LOCATION OF DISPLACEMENT: As of 17 March 2017 there were 6,334 displaced persons in 5 regions across Madagascar. In total there have been approximately 250,000 persons displaced since the onset of the disaster at the beginning of the month. DTM has identified 126 displacement sites in nine of the 15 affected regions.
400,000 people were affected by cyclone Enawo, which hit Madagascar in early March. According to the latest reports, 250 people were injured, 78 were killed, and 18 are missing. Many homes and public buildings have been damaged or destroyed by the cyclone and floods and a total of 1,244 classrooms have been destroyed and hundreds damaged.
Intense Tropical Cyclone Enawo struck north eastern Madagascar on the morning of March 7, travelling at 200 to 300 km/hour. On March 8, Enawo weakened from to a moderate tropical storm and exited Madagascar on of Friday 10 March 2017.
Large rainfall surpluses remain across broad areas of Southern Africa
Africa Weather Hazards
Since late December, enhanced seasonal rainfall has resulted in large moisture surpluses and several floods.
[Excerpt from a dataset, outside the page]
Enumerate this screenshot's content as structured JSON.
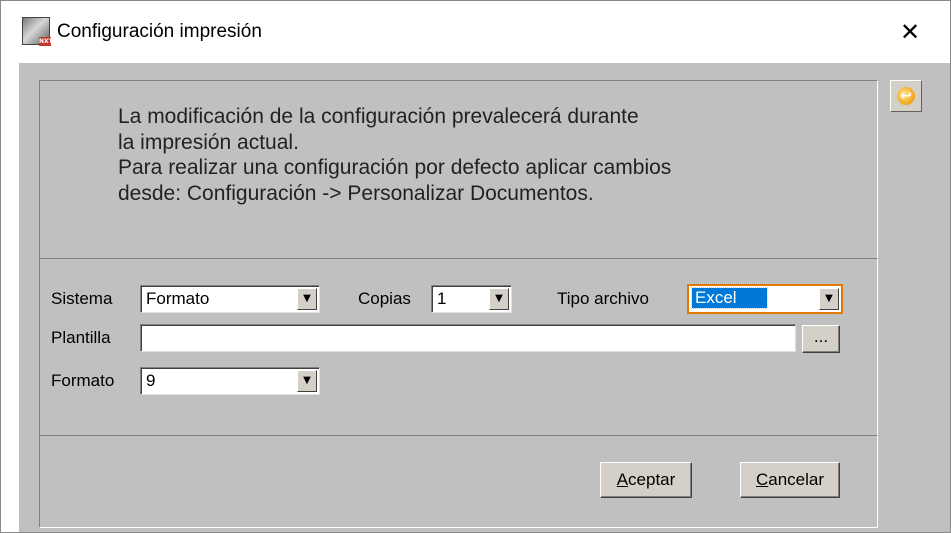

The risk of additional flooding remains high throughout Botswana, Zimbabwe, Mozambique, Malawi, Zambia, and southwestern Tanzania.
Below-average and erratic rainfall since December has resulted in strong moisture deficits, low soil moisture, and poor crop prospects across parts of northeastern Mozambique.